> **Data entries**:
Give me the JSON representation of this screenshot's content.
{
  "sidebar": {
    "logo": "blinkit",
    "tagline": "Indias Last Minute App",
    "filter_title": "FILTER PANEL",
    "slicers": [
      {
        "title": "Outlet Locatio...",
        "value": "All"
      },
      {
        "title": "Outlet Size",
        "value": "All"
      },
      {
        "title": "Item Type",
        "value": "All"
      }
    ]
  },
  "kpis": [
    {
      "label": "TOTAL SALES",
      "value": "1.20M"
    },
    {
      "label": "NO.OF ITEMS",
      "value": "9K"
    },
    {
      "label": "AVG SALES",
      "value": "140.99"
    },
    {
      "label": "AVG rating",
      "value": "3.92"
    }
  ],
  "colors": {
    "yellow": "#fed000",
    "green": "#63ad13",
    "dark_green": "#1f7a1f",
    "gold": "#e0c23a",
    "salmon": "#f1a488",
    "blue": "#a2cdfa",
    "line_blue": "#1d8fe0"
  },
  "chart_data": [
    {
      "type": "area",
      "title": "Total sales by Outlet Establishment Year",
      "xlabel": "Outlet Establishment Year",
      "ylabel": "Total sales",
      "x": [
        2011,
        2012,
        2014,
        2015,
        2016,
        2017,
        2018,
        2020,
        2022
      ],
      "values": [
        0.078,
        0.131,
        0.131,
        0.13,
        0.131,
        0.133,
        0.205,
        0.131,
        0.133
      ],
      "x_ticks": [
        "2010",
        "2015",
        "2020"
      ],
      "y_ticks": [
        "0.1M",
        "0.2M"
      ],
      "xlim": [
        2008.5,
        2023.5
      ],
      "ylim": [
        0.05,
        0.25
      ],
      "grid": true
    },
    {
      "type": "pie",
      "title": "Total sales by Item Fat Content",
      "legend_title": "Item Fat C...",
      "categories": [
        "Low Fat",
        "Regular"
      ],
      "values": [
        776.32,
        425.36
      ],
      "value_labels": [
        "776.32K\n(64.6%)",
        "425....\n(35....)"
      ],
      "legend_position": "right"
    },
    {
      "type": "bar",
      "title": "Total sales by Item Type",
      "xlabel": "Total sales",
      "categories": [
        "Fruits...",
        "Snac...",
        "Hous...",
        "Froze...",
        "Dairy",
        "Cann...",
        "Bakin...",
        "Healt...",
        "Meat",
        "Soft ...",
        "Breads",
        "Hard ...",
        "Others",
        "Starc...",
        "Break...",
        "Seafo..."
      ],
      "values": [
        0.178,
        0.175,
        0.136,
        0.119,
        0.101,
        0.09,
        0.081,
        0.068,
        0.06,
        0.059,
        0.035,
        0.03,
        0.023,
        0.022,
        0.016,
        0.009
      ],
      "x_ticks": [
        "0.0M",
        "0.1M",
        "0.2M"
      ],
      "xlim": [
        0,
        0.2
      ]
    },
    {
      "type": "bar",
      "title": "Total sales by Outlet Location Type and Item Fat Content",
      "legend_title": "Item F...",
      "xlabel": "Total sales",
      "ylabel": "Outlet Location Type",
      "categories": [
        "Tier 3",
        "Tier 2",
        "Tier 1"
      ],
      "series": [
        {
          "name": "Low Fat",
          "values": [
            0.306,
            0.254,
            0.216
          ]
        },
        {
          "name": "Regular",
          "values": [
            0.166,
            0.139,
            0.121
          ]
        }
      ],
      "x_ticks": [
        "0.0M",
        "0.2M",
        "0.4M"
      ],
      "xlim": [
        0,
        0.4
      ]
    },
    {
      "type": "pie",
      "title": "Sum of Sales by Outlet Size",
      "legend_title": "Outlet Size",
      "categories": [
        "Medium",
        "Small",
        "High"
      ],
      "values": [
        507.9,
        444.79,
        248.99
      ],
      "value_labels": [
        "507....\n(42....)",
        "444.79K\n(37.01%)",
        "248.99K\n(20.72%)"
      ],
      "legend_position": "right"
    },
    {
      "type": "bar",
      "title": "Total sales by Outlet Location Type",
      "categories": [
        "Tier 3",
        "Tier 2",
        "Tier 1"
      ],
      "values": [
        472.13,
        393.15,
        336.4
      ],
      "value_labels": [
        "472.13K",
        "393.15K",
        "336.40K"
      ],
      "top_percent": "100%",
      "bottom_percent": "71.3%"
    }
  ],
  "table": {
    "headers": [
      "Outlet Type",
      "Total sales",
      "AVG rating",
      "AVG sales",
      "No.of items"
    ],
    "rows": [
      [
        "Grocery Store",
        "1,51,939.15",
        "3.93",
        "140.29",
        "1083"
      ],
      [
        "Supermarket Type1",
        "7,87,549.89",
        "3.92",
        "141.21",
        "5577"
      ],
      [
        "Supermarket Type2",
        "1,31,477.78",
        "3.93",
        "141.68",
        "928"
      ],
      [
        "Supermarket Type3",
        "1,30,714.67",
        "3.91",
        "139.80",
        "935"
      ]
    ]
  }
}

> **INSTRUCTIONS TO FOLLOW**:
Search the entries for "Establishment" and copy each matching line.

> **SOLUTION**:
      "title": "Total sales by Outlet Establishment Year",
      "xlabel": "Outlet Establishment Year",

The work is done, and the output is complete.